=== Task brief ===
Find the word "value" in the listing, and copy out each line where it turns up.

===

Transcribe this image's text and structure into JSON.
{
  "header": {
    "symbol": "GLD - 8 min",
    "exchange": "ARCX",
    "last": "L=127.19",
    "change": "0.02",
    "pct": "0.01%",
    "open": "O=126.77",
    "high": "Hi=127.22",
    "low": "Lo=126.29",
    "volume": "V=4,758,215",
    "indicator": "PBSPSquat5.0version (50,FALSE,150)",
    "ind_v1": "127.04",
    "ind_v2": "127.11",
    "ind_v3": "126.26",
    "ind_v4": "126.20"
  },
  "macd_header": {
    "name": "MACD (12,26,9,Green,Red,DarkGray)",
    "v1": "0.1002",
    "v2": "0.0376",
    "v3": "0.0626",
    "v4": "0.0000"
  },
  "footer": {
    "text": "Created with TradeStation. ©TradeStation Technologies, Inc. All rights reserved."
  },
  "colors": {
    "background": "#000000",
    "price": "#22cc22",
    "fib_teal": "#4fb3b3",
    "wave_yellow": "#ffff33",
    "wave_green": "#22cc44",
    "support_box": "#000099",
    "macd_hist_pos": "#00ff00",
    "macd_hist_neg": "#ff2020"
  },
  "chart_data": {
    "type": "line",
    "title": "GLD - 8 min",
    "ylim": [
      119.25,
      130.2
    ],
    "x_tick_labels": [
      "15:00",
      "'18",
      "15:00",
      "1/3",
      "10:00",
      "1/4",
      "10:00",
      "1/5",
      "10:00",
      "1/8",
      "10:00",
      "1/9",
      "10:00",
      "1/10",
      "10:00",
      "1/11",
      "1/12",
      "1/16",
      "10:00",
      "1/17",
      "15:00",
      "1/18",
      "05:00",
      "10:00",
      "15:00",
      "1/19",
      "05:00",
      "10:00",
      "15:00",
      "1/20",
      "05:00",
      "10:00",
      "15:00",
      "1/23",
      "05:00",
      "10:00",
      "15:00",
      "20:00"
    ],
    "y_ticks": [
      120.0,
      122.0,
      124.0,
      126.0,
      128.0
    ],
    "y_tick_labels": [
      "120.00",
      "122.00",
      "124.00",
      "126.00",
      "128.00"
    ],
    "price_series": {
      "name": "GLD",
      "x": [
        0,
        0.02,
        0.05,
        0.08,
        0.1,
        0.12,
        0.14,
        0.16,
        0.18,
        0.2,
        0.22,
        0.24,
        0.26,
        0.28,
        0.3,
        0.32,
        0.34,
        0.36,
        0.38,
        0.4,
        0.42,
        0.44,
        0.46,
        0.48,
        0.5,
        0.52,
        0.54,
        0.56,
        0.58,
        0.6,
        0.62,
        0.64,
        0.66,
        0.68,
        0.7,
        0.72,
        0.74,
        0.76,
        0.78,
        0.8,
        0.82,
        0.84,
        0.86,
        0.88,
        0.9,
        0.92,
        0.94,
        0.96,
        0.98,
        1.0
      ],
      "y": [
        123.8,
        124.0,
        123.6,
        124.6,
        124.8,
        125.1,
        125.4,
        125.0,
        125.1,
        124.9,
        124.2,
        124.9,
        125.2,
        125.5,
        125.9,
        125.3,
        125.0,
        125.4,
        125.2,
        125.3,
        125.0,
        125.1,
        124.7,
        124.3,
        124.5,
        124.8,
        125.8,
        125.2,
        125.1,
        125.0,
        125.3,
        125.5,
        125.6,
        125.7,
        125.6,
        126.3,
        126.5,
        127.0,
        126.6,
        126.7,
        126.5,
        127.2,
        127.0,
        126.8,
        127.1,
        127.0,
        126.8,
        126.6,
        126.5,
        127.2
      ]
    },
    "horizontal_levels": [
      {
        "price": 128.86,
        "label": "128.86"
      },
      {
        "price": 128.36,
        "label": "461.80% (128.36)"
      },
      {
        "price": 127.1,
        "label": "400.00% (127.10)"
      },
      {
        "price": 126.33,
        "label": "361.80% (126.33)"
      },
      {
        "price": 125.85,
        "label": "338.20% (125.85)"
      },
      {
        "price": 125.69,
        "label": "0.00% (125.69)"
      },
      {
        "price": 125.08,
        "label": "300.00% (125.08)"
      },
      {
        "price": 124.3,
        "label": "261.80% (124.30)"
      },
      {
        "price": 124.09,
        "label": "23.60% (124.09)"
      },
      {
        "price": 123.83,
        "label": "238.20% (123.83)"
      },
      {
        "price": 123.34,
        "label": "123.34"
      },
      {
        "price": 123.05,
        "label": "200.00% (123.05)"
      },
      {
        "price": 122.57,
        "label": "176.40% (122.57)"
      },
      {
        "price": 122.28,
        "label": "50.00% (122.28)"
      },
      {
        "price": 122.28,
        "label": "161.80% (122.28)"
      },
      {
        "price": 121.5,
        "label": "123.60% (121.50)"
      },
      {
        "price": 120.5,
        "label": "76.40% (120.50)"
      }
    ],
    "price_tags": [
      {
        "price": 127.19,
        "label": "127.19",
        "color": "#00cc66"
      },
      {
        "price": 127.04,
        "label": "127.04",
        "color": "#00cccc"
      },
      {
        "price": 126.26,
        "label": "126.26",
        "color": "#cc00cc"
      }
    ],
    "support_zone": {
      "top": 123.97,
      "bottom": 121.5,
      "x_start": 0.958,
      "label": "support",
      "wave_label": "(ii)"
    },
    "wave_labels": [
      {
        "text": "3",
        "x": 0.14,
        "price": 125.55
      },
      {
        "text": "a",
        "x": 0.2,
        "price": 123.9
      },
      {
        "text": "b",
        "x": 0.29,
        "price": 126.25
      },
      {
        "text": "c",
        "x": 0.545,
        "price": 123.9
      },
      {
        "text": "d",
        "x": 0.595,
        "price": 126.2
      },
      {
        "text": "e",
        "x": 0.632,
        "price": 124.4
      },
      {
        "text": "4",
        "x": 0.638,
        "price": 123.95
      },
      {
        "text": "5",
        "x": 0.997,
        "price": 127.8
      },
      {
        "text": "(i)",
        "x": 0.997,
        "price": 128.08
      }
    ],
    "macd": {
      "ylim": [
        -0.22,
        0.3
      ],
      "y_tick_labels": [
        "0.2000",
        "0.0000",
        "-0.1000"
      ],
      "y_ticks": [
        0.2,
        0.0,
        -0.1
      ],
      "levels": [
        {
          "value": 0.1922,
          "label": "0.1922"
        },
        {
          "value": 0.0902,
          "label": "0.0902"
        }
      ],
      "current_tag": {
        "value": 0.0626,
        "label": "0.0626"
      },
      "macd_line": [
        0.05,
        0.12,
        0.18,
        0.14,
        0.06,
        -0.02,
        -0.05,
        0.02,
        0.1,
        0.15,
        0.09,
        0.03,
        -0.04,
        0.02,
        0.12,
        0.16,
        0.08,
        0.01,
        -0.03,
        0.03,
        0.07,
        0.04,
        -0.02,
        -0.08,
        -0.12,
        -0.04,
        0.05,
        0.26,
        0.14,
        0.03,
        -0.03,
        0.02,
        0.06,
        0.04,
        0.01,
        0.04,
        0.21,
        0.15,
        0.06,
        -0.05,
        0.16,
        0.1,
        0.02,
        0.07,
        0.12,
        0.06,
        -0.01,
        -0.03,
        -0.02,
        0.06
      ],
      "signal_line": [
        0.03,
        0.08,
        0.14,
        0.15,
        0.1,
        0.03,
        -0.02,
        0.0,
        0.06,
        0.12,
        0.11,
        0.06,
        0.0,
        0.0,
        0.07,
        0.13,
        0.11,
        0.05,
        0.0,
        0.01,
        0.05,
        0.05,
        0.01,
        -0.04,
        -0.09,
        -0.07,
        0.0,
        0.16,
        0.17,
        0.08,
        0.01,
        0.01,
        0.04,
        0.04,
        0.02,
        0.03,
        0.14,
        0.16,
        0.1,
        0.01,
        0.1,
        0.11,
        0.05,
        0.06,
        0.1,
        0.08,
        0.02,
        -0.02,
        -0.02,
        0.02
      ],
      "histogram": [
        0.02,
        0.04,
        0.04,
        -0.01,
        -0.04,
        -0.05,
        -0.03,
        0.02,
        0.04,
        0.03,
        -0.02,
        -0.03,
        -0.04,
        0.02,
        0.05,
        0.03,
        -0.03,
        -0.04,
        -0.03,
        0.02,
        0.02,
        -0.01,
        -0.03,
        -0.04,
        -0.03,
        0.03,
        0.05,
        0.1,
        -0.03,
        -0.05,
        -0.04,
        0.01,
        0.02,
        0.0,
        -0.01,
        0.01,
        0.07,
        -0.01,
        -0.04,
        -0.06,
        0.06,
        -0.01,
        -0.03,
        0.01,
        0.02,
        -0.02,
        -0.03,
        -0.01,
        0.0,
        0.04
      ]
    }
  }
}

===

=== Reply ===
          "value": 0.1922,
          "value": 0.0902,
        "value": 0.0626,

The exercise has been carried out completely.